#### WHAT IS BEING ASKED:
Each entry must come back word for word; drop the images as you go.

::: MATERIAL FOR THE TASK :::

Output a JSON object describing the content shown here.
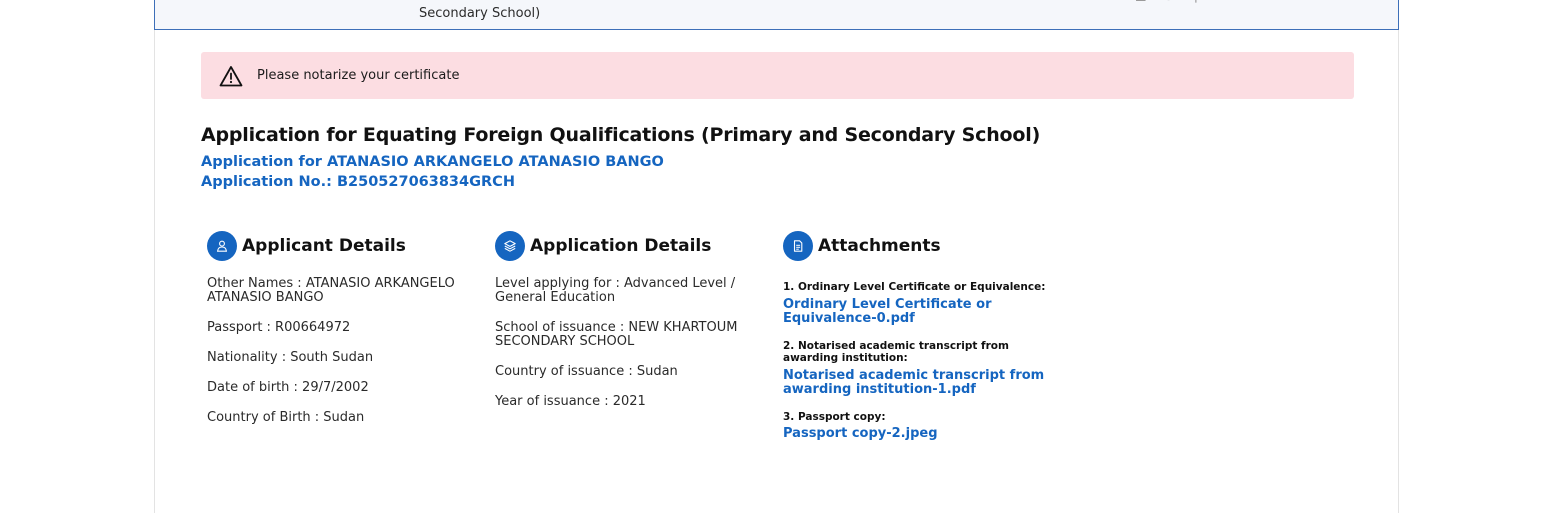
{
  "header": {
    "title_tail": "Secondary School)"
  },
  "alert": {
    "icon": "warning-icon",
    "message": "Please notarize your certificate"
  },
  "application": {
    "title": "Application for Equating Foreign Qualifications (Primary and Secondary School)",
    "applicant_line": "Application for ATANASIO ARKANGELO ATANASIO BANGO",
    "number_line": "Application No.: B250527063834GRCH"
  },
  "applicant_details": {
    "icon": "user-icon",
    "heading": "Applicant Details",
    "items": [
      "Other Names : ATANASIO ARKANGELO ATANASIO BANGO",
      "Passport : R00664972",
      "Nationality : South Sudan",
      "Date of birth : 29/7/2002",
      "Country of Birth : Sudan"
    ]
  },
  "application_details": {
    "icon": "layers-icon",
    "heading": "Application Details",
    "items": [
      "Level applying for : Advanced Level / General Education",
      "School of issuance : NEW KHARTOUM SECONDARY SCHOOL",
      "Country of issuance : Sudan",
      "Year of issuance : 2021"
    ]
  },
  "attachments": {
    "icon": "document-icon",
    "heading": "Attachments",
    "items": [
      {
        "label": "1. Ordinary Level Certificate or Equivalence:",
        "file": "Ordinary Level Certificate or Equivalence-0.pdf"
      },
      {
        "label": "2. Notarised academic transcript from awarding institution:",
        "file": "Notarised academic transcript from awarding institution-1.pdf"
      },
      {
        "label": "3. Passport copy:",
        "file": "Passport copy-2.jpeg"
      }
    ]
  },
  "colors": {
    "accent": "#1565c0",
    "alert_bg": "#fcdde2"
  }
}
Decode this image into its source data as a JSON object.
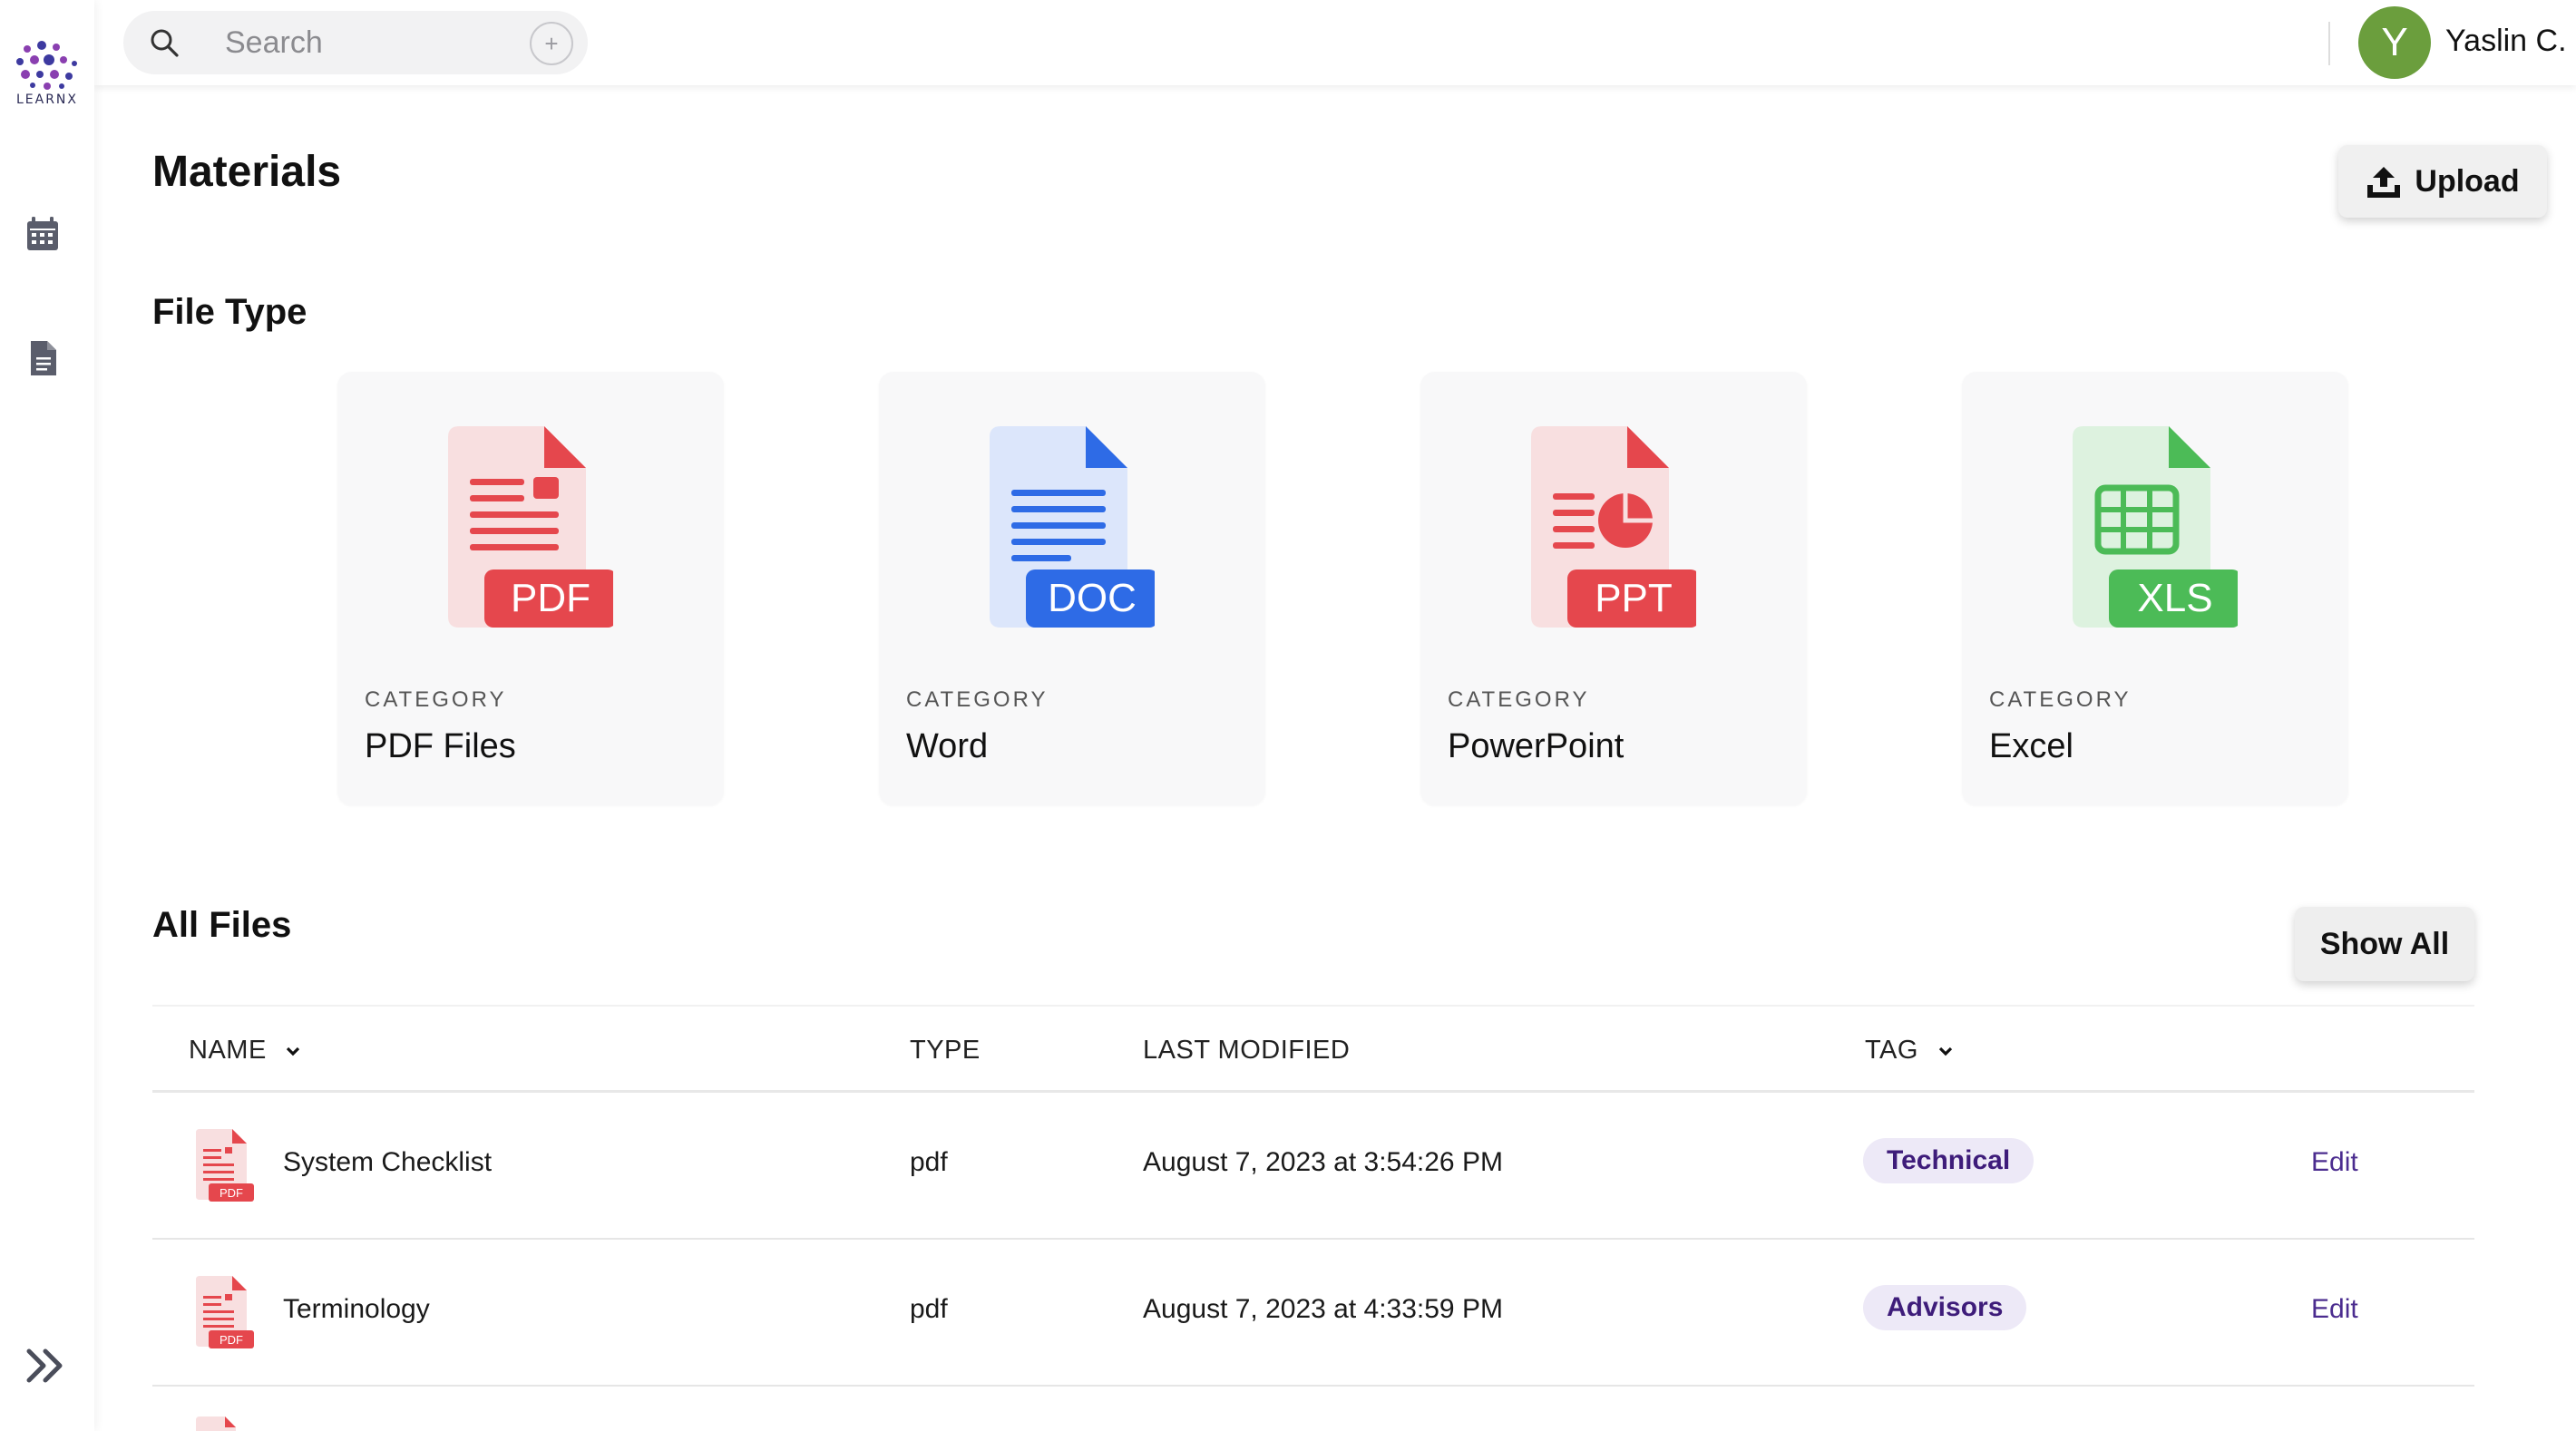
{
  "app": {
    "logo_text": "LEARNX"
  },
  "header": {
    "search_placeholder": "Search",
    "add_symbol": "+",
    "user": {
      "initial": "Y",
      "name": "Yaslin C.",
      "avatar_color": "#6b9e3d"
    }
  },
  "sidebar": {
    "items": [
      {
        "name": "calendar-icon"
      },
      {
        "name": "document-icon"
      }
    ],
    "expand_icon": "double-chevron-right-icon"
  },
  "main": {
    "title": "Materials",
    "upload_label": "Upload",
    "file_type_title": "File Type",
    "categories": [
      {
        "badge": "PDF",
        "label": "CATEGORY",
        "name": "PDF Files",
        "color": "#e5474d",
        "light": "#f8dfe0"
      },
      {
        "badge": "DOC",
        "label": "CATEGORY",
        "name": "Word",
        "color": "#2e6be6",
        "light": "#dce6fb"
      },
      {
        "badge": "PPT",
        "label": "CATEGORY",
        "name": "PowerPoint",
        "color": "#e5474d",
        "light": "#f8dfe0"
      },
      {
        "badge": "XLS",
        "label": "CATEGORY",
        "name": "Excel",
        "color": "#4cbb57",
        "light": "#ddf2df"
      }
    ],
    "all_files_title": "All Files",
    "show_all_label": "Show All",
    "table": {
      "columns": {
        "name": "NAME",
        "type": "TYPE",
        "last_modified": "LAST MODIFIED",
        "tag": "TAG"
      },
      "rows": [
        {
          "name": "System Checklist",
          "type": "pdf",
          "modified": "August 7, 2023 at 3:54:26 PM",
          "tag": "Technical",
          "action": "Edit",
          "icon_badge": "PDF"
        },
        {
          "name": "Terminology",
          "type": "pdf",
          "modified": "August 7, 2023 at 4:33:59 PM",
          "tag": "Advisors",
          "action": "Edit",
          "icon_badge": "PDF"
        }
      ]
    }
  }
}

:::

#### TASK RESPONSE:
Output a JSON object describing the content shown here.
{
  "header": {
    "title_tail": "Secondary School)"
  },
  "alert": {
    "icon": "warning-icon",
    "message": "Please notarize your certificate"
  },
  "application": {
    "title": "Application for Equating Foreign Qualifications (Primary and Secondary School)",
    "applicant_line": "Application for ATANASIO ARKANGELO ATANASIO BANGO",
    "number_line": "Application No.: B250527063834GRCH"
  },
  "applicant_details": {
    "icon": "user-icon",
    "heading": "Applicant Details",
    "items": [
      "Other Names : ATANASIO ARKANGELO ATANASIO BANGO",
      "Passport : R00664972",
      "Nationality : South Sudan",
      "Date of birth : 29/7/2002",
      "Country of Birth : Sudan"
    ]
  },
  "application_details": {
    "icon": "layers-icon",
    "heading": "Application Details",
    "items": [
      "Level applying for : Advanced Level / General Education",
      "School of issuance : NEW KHARTOUM SECONDARY SCHOOL",
      "Country of issuance : Sudan",
      "Year of issuance : 2021"
    ]
  },
  "attachments": {
    "icon": "document-icon",
    "heading": "Attachments",
    "items": [
      {
        "label": "1. Ordinary Level Certificate or Equivalence:",
        "file": "Ordinary Level Certificate or Equivalence-0.pdf"
      },
      {
        "label": "2. Notarised academic transcript from awarding institution:",
        "file": "Notarised academic transcript from awarding institution-1.pdf"
      },
      {
        "label": "3. Passport copy:",
        "file": "Passport copy-2.jpeg"
      }
    ]
  },
  "colors": {
    "accent": "#1565c0",
    "alert_bg": "#fcdde2"
  }
}
Decode this image into its source data as a JSON object.
{
  "app": {
    "logo_text": "LEARNX"
  },
  "header": {
    "search_placeholder": "Search",
    "add_symbol": "+",
    "user": {
      "initial": "Y",
      "name": "Yaslin C.",
      "avatar_color": "#6b9e3d"
    }
  },
  "sidebar": {
    "items": [
      {
        "name": "calendar-icon"
      },
      {
        "name": "document-icon"
      }
    ],
    "expand_icon": "double-chevron-right-icon"
  },
  "main": {
    "title": "Materials",
    "upload_label": "Upload",
    "file_type_title": "File Type",
    "categories": [
      {
        "badge": "PDF",
        "label": "CATEGORY",
        "name": "PDF Files",
        "color": "#e5474d",
        "light": "#f8dfe0"
      },
      {
        "badge": "DOC",
        "label": "CATEGORY",
        "name": "Word",
        "color": "#2e6be6",
        "light": "#dce6fb"
      },
      {
        "badge": "PPT",
        "label": "CATEGORY",
        "name": "PowerPoint",
        "color": "#e5474d",
        "light": "#f8dfe0"
      },
      {
        "badge": "XLS",
        "label": "CATEGORY",
        "name": "Excel",
        "color": "#4cbb57",
        "light": "#ddf2df"
      }
    ],
    "all_files_title": "All Files",
    "show_all_label": "Show All",
    "table": {
      "columns": {
        "name": "NAME",
        "type": "TYPE",
        "last_modified": "LAST MODIFIED",
        "tag": "TAG"
      },
      "rows": [
        {
          "name": "System Checklist",
          "type": "pdf",
          "modified": "August 7, 2023 at 3:54:26 PM",
          "tag": "Technical",
          "action": "Edit",
          "icon_badge": "PDF"
        },
        {
          "name": "Terminology",
          "type": "pdf",
          "modified": "August 7, 2023 at 4:33:59 PM",
          "tag": "Advisors",
          "action": "Edit",
          "icon_badge": "PDF"
        }
      ]
    }
  }
}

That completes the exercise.